#### Extracted records

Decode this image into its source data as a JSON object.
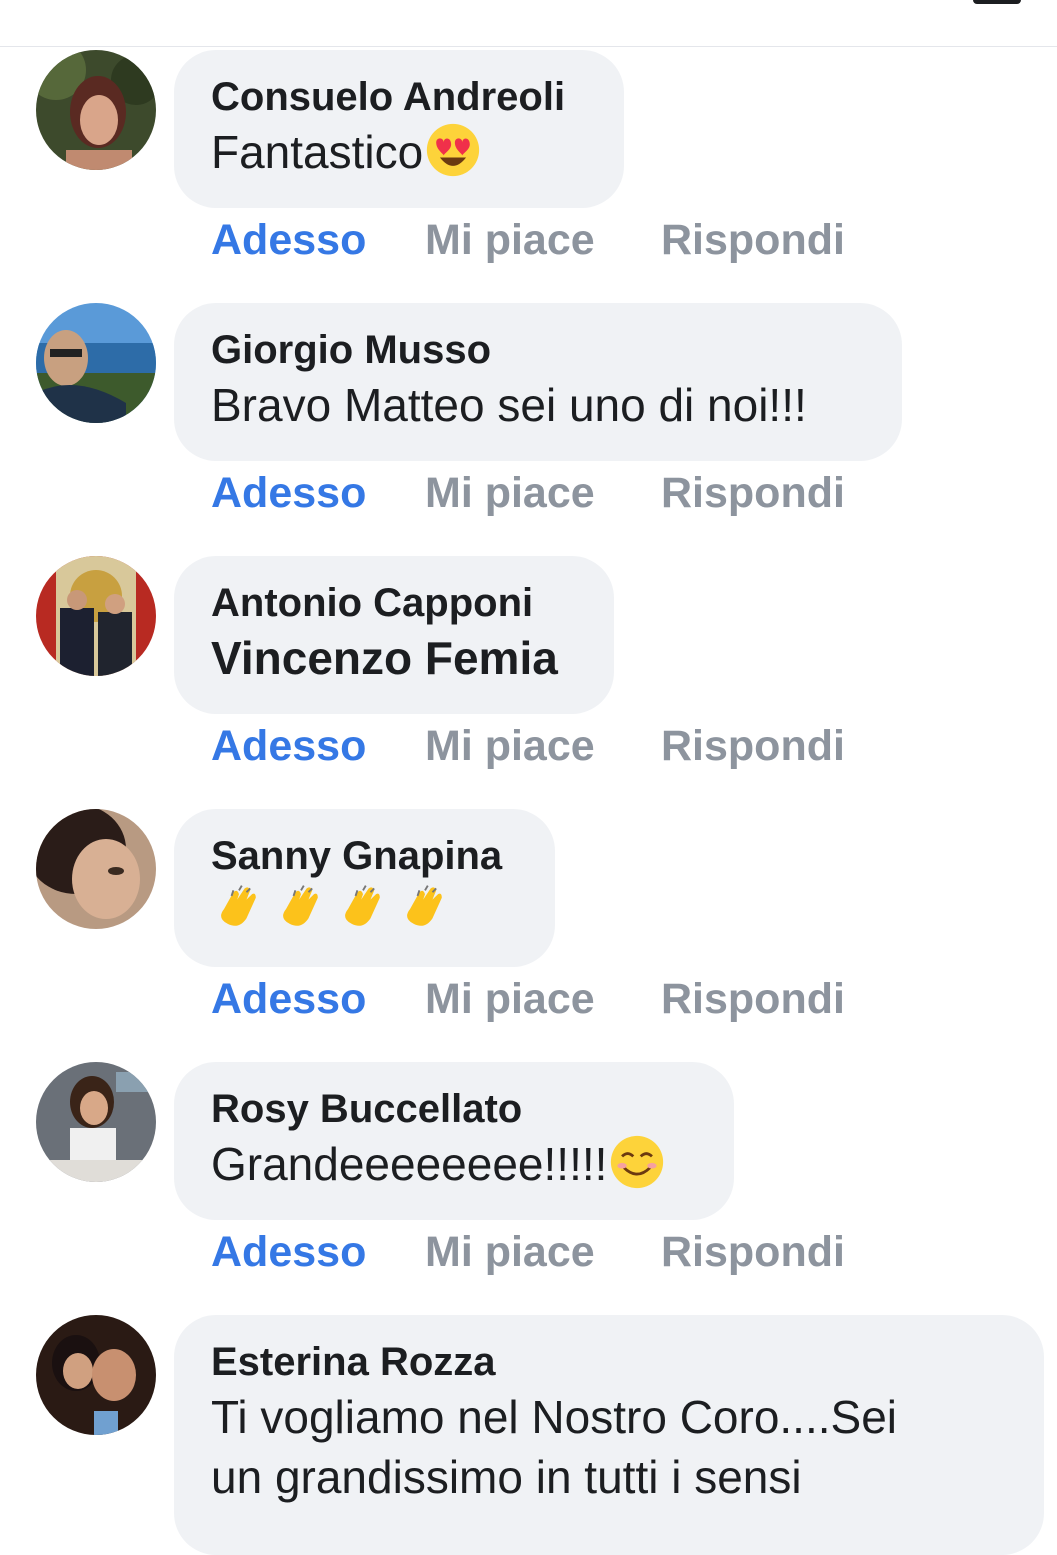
{
  "colors": {
    "bubble_bg": "#f0f2f5",
    "text": "#1c1e21",
    "timestamp": "#3578e5",
    "action": "#8d949e"
  },
  "comments": [
    {
      "author": "Consuelo Andreoli",
      "text": "Fantastico",
      "emoji": "heart-eyes-emoji",
      "time": "Adesso",
      "like": "Mi piace",
      "reply": "Rispondi"
    },
    {
      "author": "Giorgio Musso",
      "text": "Bravo Matteo sei uno di noi!!!",
      "time": "Adesso",
      "like": "Mi piace",
      "reply": "Rispondi"
    },
    {
      "author": "Antonio Capponi",
      "text": "Vincenzo Femia",
      "time": "Adesso",
      "like": "Mi piace",
      "reply": "Rispondi"
    },
    {
      "author": "Sanny Gnapina",
      "text": "",
      "emoji": "clapping-hands-emoji",
      "emoji_count": 4,
      "time": "Adesso",
      "like": "Mi piace",
      "reply": "Rispondi"
    },
    {
      "author": "Rosy Buccellato",
      "text": "Grandeeeeeeee!!!!!",
      "emoji": "smiling-face-emoji",
      "time": "Adesso",
      "like": "Mi piace",
      "reply": "Rispondi"
    },
    {
      "author": "Esterina Rozza",
      "text_line1": "Ti vogliamo nel Nostro Coro....Sei",
      "text_line2": "un grandissimo in tutti i sensi"
    }
  ]
}
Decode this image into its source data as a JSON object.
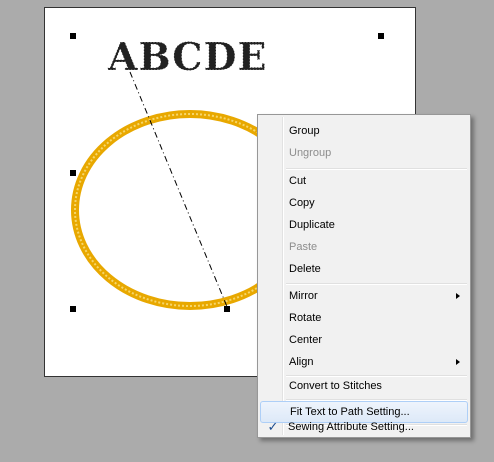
{
  "artwork": {
    "text": "ABCDE",
    "ellipse_color": "#e8a800"
  },
  "menu": {
    "items": [
      {
        "label": "Group",
        "disabled": false
      },
      {
        "label": "Ungroup",
        "disabled": true
      },
      {
        "label": "Cut",
        "disabled": false
      },
      {
        "label": "Copy",
        "disabled": false
      },
      {
        "label": "Duplicate",
        "disabled": false
      },
      {
        "label": "Paste",
        "disabled": true
      },
      {
        "label": "Delete",
        "disabled": false
      },
      {
        "label": "Mirror",
        "submenu": true
      },
      {
        "label": "Rotate",
        "disabled": false
      },
      {
        "label": "Center",
        "disabled": false
      },
      {
        "label": "Align",
        "submenu": true
      },
      {
        "label": "Convert to Stitches",
        "disabled": false
      },
      {
        "label": "Fit Text to Path Setting...",
        "highlighted": true
      },
      {
        "label": "Sewing Attribute Setting...",
        "checked": true
      }
    ],
    "check_mark": "✓"
  }
}
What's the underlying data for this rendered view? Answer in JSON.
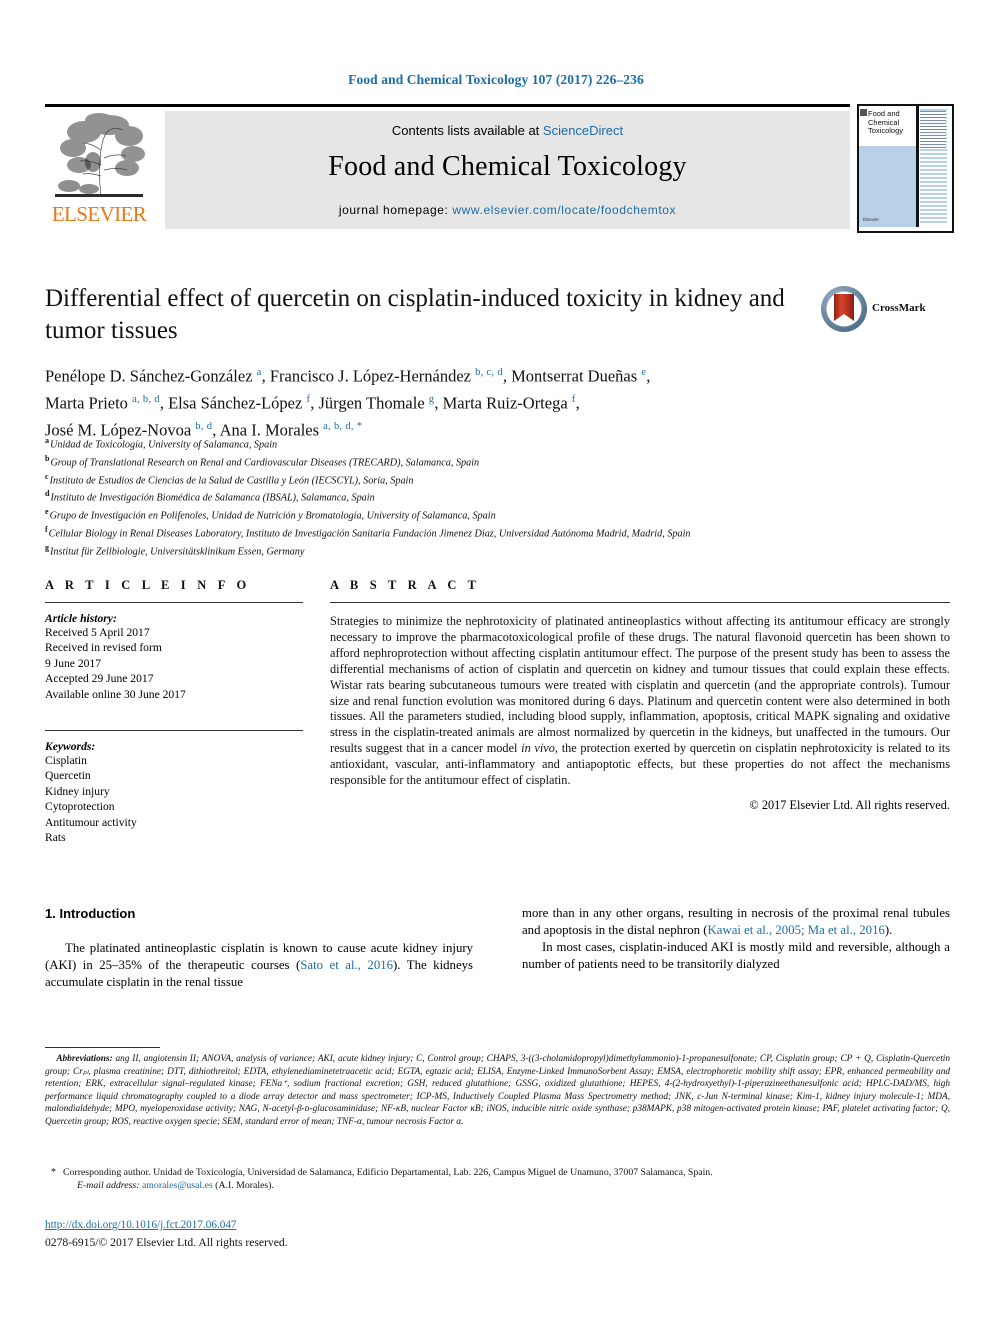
{
  "running_head": "Food and Chemical Toxicology 107 (2017) 226–236",
  "header": {
    "contents_prefix": "Contents lists available at ",
    "sciencedirect": "ScienceDirect",
    "journal_title": "Food and Chemical Toxicology",
    "homepage_label": "journal homepage: ",
    "homepage_url": "www.elsevier.com/locate/foodchemtox",
    "elsevier_wordmark": "ELSEVIER",
    "cover_title": "Food and Chemical Toxicology",
    "cover_publisher": "Elsevier"
  },
  "crossmark": {
    "label": "CrossMark"
  },
  "title": "Differential effect of quercetin on cisplatin-induced toxicity in kidney and tumor tissues",
  "authors_lines": [
    {
      "parts": [
        {
          "name": "Penélope D. Sánchez-González ",
          "sup": "a"
        },
        {
          "name": ", Francisco J. López-Hernández ",
          "sup": "b, c, d"
        },
        {
          "name": ", Montserrat Dueñas ",
          "sup": "e"
        },
        {
          "name": ",",
          "sup": ""
        }
      ]
    },
    {
      "parts": [
        {
          "name": "Marta Prieto ",
          "sup": "a, b, d"
        },
        {
          "name": ", Elsa Sánchez-López ",
          "sup": "f"
        },
        {
          "name": ", Jürgen Thomale ",
          "sup": "g"
        },
        {
          "name": ", Marta Ruiz-Ortega ",
          "sup": "f"
        },
        {
          "name": ",",
          "sup": ""
        }
      ]
    },
    {
      "parts": [
        {
          "name": "José M. López-Novoa ",
          "sup": "b, d"
        },
        {
          "name": ", Ana I. Morales ",
          "sup": "a, b, d, *"
        }
      ]
    }
  ],
  "affiliations": [
    {
      "mark": "a",
      "text": "Unidad de Toxicología, University of Salamanca, Spain"
    },
    {
      "mark": "b",
      "text": "Group of Translational Research on Renal and Cardiovascular Diseases (TRECARD), Salamanca, Spain"
    },
    {
      "mark": "c",
      "text": "Instituto de Estudios de Ciencias de la Salud de Castilla y León (IECSCYL), Soria, Spain"
    },
    {
      "mark": "d",
      "text": "Instituto de Investigación Biomédica de Salamanca (IBSAL), Salamanca, Spain"
    },
    {
      "mark": "e",
      "text": "Grupo de Investigación en Polifenoles, Unidad de Nutrición y Bromatología, University of Salamanca, Spain"
    },
    {
      "mark": "f",
      "text": "Cellular Biology in Renal Diseases Laboratory, Instituto de Investigación Sanitaria Fundación Jimenez Diaz, Universidad Autónoma Madrid, Madrid, Spain"
    },
    {
      "mark": "g",
      "text": "Institut für Zellbiologie, Universitätsklinikum Essen, Germany"
    }
  ],
  "article_info": {
    "heading": "A R T I C L E   I N F O",
    "history_title": "Article history:",
    "history": [
      "Received 5 April 2017",
      "Received in revised form",
      "9 June 2017",
      "Accepted 29 June 2017",
      "Available online 30 June 2017"
    ],
    "keywords_title": "Keywords:",
    "keywords": [
      "Cisplatin",
      "Quercetin",
      "Kidney injury",
      "Cytoprotection",
      "Antitumour activity",
      "Rats"
    ]
  },
  "abstract": {
    "heading": "A B S T R A C T",
    "part1": "Strategies to minimize the nephrotoxicity of platinated antineoplastics without affecting its antitumour efficacy are strongly necessary to improve the pharmacotoxicological profile of these drugs. The natural flavonoid quercetin has been shown to afford nephroprotection without affecting cisplatin antitumour effect. The purpose of the present study has been to assess the differential mechanisms of action of cisplatin and quercetin on kidney and tumour tissues that could explain these effects. Wistar rats bearing subcutaneous tumours were treated with cisplatin and quercetin (and the appropriate controls). Tumour size and renal function evolution was monitored during 6 days. Platinum and quercetin content were also determined in both tissues. All the parameters studied, including blood supply, inflammation, apoptosis, critical MAPK signaling and oxidative stress in the cisplatin-treated animals are almost normalized by quercetin in the kidneys, but unaffected in the tumours. Our results suggest that in a cancer model ",
    "italic": "in vivo",
    "part2": ", the protection exerted by quercetin on cisplatin nephrotoxicity is related to its antioxidant, vascular, anti-inflammatory and antiapoptotic effects, but these properties do not affect the mechanisms responsible for the antitumour effect of cisplatin.",
    "copyright": "© 2017 Elsevier Ltd. All rights reserved."
  },
  "introduction": {
    "heading": "1. Introduction",
    "left_para_a": "The platinated antineoplastic cisplatin is known to cause acute kidney injury (AKI) in 25–35% of the therapeutic courses (",
    "left_ref_a": "Sato et al., 2016",
    "left_para_b": "). The kidneys accumulate cisplatin in the renal tissue",
    "right_para_a": "more than in any other organs, resulting in necrosis of the proximal renal tubules and apoptosis in the distal nephron (",
    "right_ref_a": "Kawai et al., 2005; Ma et al., 2016",
    "right_para_b": ").",
    "right_para_c": "In most cases, cisplatin-induced AKI is mostly mild and reversible, although a number of patients need to be transitorily dialyzed"
  },
  "footnotes": {
    "abbrev_label": "Abbreviations:",
    "abbrev_text": " ang II, angiotensin II; ANOVA, analysis of variance; AKI, acute kidney injury; C, Control group; CHAPS, 3-((3-cholamidopropyl)dimethylammonio)-1-propanesulfonate; CP, Cisplatin group; CP + Q, Cisplatin-Quercetin group; Crₚₗ, plasma creatinine; DTT, dithiothreitol; EDTA, ethylenediaminetetraacetic acid; EGTA, egtazic acid; ELISA, Enzyme-Linked ImmunoSorbent Assay; EMSA, electrophoretic mobility shift assay; EPR, enhanced permeability and retention; ERK, extracellular signal–regulated kinase; FENa⁺, sodium fractional excretion; GSH, reduced glutathione; GSSG, oxidized glutathione; HEPES, 4-(2-hydroxyethyl)-1-piperazineethanesulfonic acid; HPLC-DAD/MS, high performance liquid chromatography coupled to a diode array detector and mass spectrometer; ICP-MS, Inductively Coupled Plasma Mass Spectrometry method; JNK, c-Jun N-terminal kinase; Kim-1, kidney injury molecule-1; MDA, malondialdehyde; MPO, myeloperoxidase activity; NAG, N-acetyl-β-ᴅ-glucosaminidase; NF-κB, nuclear Factor κB; iNOS, inducible nitric oxide synthase; p38MAPK, p38 mitogen-activated protein kinase; PAF, platelet activating factor; Q, Quercetin group; ROS, reactive oxygen specie; SEM, standard error of mean; TNF-α, tumour necrosis Factor α.",
    "corresponding_star": "*",
    "corresponding_text": "Corresponding author. Unidad de Toxicología, Universidad de Salamanca, Edificio Departamental, Lab. 226, Campus Miguel de Unamuno, 37007 Salamanca, Spain.",
    "email_label": "E-mail address:",
    "email": "amorales@usal.es",
    "email_suffix": " (A.I. Morales).",
    "doi": "http://dx.doi.org/10.1016/j.fct.2017.06.047",
    "issn_line": "0278-6915/© 2017 Elsevier Ltd. All rights reserved."
  },
  "colors": {
    "link_blue": "#1b6ca8",
    "elsevier_orange": "#E77817",
    "banner_gray": "#e6e6e6",
    "crossmark_red": "#C0392B",
    "cover_blue": "#b9d1e8"
  }
}
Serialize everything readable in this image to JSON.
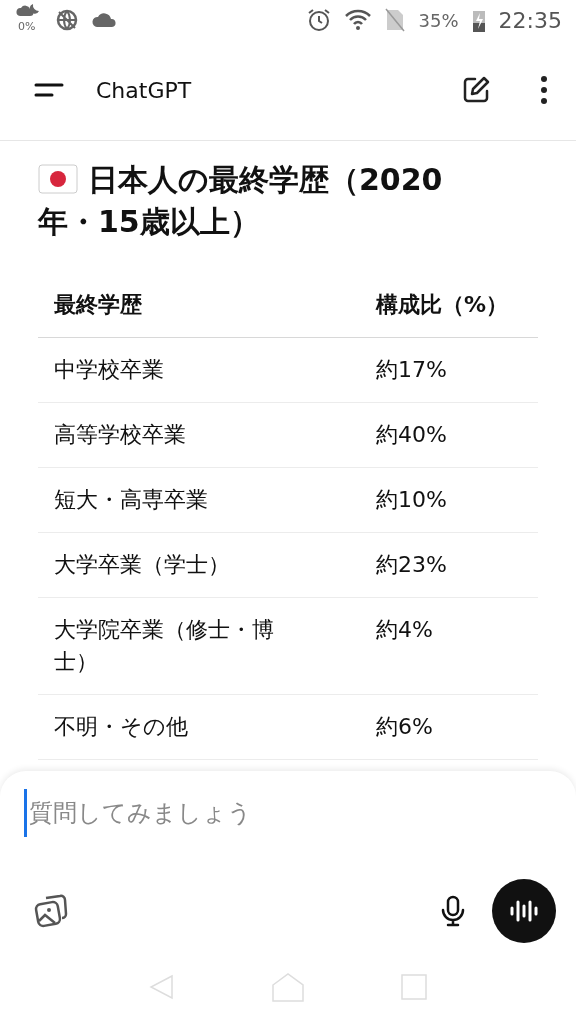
{
  "status_bar": {
    "weather_reading": "0%",
    "battery": "35%",
    "time": "22:35"
  },
  "header": {
    "title": "ChatGPT"
  },
  "heading": "日本人の最終学歴（2020年・15歳以上）",
  "table": {
    "columns": [
      "最終学歴",
      "構成比（%）"
    ],
    "rows": [
      [
        "中学校卒業",
        "約17%"
      ],
      [
        "高等学校卒業",
        "約40%"
      ],
      [
        "短大・高専卒業",
        "約10%"
      ],
      [
        "大学卒業（学士）",
        "約23%"
      ],
      [
        "大学院卒業（修士・博士）",
        "約4%"
      ],
      [
        "不明・その他",
        "約6%"
      ]
    ]
  },
  "composer": {
    "placeholder": "質問してみましょう"
  }
}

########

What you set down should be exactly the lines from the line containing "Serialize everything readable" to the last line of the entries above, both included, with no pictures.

Serialize everything readable in this image to JSON.
{
  "status_bar": {
    "weather_reading": "0%",
    "battery": "35%",
    "time": "22:35"
  },
  "header": {
    "title": "ChatGPT"
  },
  "heading": "日本人の最終学歴（2020年・15歳以上）",
  "table": {
    "columns": [
      "最終学歴",
      "構成比（%）"
    ],
    "rows": [
      [
        "中学校卒業",
        "約17%"
      ],
      [
        "高等学校卒業",
        "約40%"
      ],
      [
        "短大・高専卒業",
        "約10%"
      ],
      [
        "大学卒業（学士）",
        "約23%"
      ],
      [
        "大学院卒業（修士・博士）",
        "約4%"
      ],
      [
        "不明・その他",
        "約6%"
      ]
    ]
  },
  "composer": {
    "placeholder": "質問してみましょう"
  }
}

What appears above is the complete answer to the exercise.